■ **INSTRUCTIONS TO FOLLOW**
Every entry must appear in the output exactly as it does here.

+++

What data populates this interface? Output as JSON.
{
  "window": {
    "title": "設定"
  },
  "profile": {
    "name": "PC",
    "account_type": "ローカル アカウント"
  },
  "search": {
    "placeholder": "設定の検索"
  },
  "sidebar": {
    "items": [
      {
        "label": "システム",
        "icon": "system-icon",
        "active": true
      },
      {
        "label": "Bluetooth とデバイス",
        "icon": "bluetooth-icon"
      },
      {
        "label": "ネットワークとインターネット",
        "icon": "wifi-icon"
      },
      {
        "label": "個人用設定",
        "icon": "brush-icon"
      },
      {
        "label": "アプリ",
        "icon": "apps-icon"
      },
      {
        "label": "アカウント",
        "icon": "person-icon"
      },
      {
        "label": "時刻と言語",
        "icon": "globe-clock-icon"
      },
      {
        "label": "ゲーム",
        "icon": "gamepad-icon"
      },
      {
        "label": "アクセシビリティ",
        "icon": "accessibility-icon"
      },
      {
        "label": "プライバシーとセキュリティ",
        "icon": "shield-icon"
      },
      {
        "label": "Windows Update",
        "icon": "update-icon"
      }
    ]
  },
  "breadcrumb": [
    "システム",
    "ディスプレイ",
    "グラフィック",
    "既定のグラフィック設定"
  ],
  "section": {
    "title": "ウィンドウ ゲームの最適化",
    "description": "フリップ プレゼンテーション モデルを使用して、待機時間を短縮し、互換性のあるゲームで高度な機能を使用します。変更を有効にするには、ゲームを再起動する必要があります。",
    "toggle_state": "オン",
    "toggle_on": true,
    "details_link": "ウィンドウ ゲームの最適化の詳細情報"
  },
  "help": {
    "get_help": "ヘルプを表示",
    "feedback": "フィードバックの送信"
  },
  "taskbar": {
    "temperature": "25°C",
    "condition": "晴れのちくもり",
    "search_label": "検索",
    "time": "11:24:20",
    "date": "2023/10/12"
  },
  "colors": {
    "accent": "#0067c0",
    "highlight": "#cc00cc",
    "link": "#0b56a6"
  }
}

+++

■ **OUTPUT FOR THIS EXERCISE**
What data populates this interface? Output as JSON.
{
  "window": {
    "title": "設定"
  },
  "profile": {
    "name": "PC",
    "account_type": "ローカル アカウント"
  },
  "search": {
    "placeholder": "設定の検索"
  },
  "sidebar": {
    "items": [
      {
        "label": "システム",
        "icon": "system-icon",
        "active": true
      },
      {
        "label": "Bluetooth とデバイス",
        "icon": "bluetooth-icon"
      },
      {
        "label": "ネットワークとインターネット",
        "icon": "wifi-icon"
      },
      {
        "label": "個人用設定",
        "icon": "brush-icon"
      },
      {
        "label": "アプリ",
        "icon": "apps-icon"
      },
      {
        "label": "アカウント",
        "icon": "person-icon"
      },
      {
        "label": "時刻と言語",
        "icon": "globe-clock-icon"
      },
      {
        "label": "ゲーム",
        "icon": "gamepad-icon"
      },
      {
        "label": "アクセシビリティ",
        "icon": "accessibility-icon"
      },
      {
        "label": "プライバシーとセキュリティ",
        "icon": "shield-icon"
      },
      {
        "label": "Windows Update",
        "icon": "update-icon"
      }
    ]
  },
  "breadcrumb": [
    "システム",
    "ディスプレイ",
    "グラフィック",
    "既定のグラフィック設定"
  ],
  "section": {
    "title": "ウィンドウ ゲームの最適化",
    "description": "フリップ プレゼンテーション モデルを使用して、待機時間を短縮し、互換性のあるゲームで高度な機能を使用します。変更を有効にするには、ゲームを再起動する必要があります。",
    "toggle_state": "オン",
    "toggle_on": true,
    "details_link": "ウィンドウ ゲームの最適化の詳細情報"
  },
  "help": {
    "get_help": "ヘルプを表示",
    "feedback": "フィードバックの送信"
  },
  "taskbar": {
    "temperature": "25°C",
    "condition": "晴れのちくもり",
    "search_label": "検索",
    "time": "11:24:20",
    "date": "2023/10/12"
  },
  "colors": {
    "accent": "#0067c0",
    "highlight": "#cc00cc",
    "link": "#0b56a6"
  }
}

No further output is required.